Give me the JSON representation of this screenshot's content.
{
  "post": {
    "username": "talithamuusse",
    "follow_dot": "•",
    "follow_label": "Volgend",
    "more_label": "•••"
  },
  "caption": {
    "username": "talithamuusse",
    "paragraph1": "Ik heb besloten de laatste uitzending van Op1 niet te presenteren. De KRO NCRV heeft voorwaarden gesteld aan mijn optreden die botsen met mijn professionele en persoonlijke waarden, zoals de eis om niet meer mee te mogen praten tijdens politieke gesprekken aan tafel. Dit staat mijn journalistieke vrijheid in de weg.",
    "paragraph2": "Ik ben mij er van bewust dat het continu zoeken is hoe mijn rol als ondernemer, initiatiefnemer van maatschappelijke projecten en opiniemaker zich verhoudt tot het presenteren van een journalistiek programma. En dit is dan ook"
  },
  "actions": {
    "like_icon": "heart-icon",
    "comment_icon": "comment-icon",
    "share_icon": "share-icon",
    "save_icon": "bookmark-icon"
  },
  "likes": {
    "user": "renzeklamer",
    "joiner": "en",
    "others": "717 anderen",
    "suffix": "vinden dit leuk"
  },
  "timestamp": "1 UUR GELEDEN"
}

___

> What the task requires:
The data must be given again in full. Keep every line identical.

> The completed task:
Give me the JSON representation of this screenshot's content.
{
  "post": {
    "username": "talithamuusse",
    "follow_dot": "•",
    "follow_label": "Volgend",
    "more_label": "•••"
  },
  "caption": {
    "username": "talithamuusse",
    "paragraph1": "Ik heb besloten de laatste uitzending van Op1 niet te presenteren. De KRO NCRV heeft voorwaarden gesteld aan mijn optreden die botsen met mijn professionele en persoonlijke waarden, zoals de eis om niet meer mee te mogen praten tijdens politieke gesprekken aan tafel. Dit staat mijn journalistieke vrijheid in de weg.",
    "paragraph2": "Ik ben mij er van bewust dat het continu zoeken is hoe mijn rol als ondernemer, initiatiefnemer van maatschappelijke projecten en opiniemaker zich verhoudt tot het presenteren van een journalistiek programma. En dit is dan ook"
  },
  "actions": {
    "like_icon": "heart-icon",
    "comment_icon": "comment-icon",
    "share_icon": "share-icon",
    "save_icon": "bookmark-icon"
  },
  "likes": {
    "user": "renzeklamer",
    "joiner": "en",
    "others": "717 anderen",
    "suffix": "vinden dit leuk"
  },
  "timestamp": "1 UUR GELEDEN"
}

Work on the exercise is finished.